Dialogue to Make #InclusionWork

October is a special time of year for us at the Department of Labor. If you’ve been following this blog in recent weeks, you may already know why; It’s National Disability Employment Awareness Month. Managed by our Office of Disability Employment Policy, this annual observance celebrates the contributions of workers with disabilities and educates Americans about the value of a diverse workforce that welcomes everyone’s skills and talents. In other words, it’s all about inclusion.

That’s why this year’s NDEAM theme is so fitting: #InclusionWorks. Around the country, individuals and organizations are taking to the Internet and sharing the many ways that inclusion works for them. The groundswell is validating what we already know to be true: that inclusion benefits workers, employers and the American economy.

Inclusion also works when we’re talking about technology, or more specifically the millions of people with disabilities who rely on accessible and universally designed technology to find and apply for jobs, and to do their jobs every day. Unfortunately, a reluctance, or maybe just a lack of knowledge, seems to be preventing the development and adoption of accessible technology that works for everyone. And that negatively impacts people with disabilities and America’s employers.

ODEP grantee Partnership on Employment & Accessible Technology fosters collaboration and action around accessible technology in the workplace, and it has convened a series of dialogues and listening sessions with thought leaders from across the country. These events have generated a range of ideas on raising awareness about accessible workplace technology issues and making positive changes. And now we want you to join this important conversation!  

In honor of NDEAM, we’re kicking off an important online dialogue: “Making It Happen: Increasing Awareness of Accessible Workplace Technology.” Open to the general public Oct. 11-21, we invite you to join us in this virtual discussion and vote on the ideas PEAT has collected.

We also want to hear your new ideas related to ensuring the use of accessible technology in all aspects of employment. And we want your feedback on the kinds of policies, programs and structures that need to be in place to advance accessible workplace technology, along with ways that PEAT and the Department of Labor can support them. To participate, simply log on and register. Then, vote on the ideas you like and share suggestions that will help us forge pathways to new solutions.

Your creative thoughts and contributions will help us prioritize next steps related to accessible workplace technology. This October, NDEAM reminds us why #InclusionWorks, and with your input, we can build a future where technology ensures that everyone can put their skills and talents to work.

This post originally appeared on the Department of Labor blog on October 8, and is being shared with permission.

About the Author

Chris Lu photo

Chris Lu

Chris Lu is the United States Deputy Secretary of Labor.

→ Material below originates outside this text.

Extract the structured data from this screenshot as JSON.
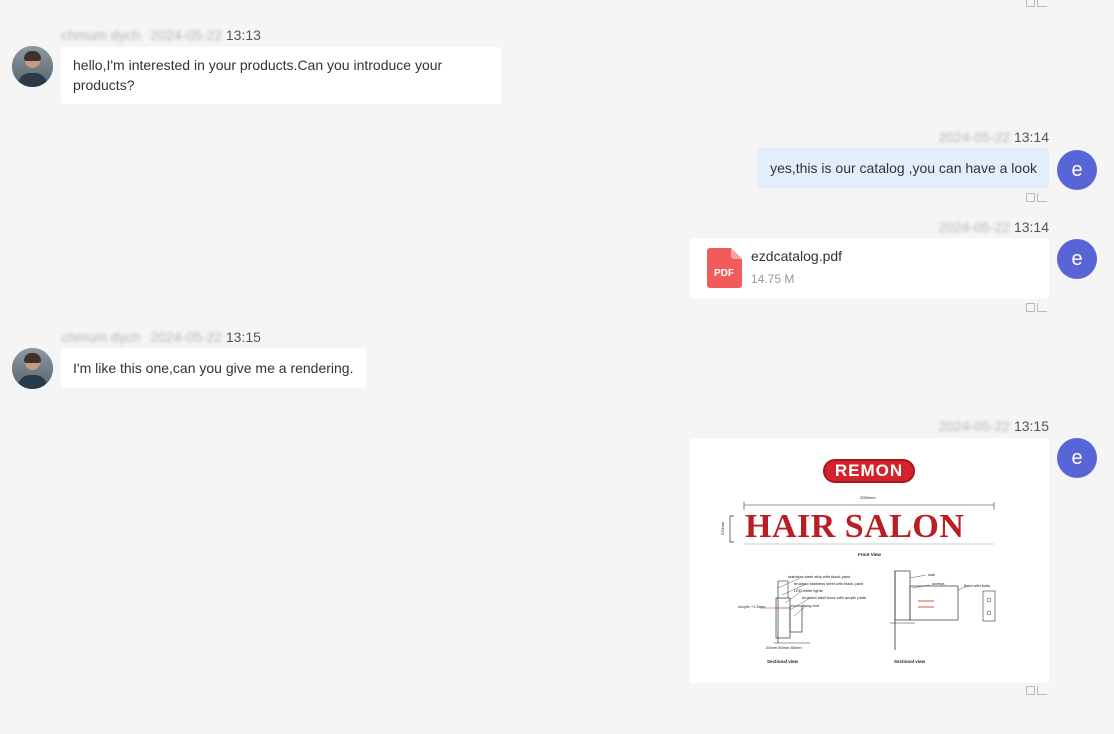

He serves as the chief operating officer of a 17,000-employee organization that works to create greater opportunities for all Americans.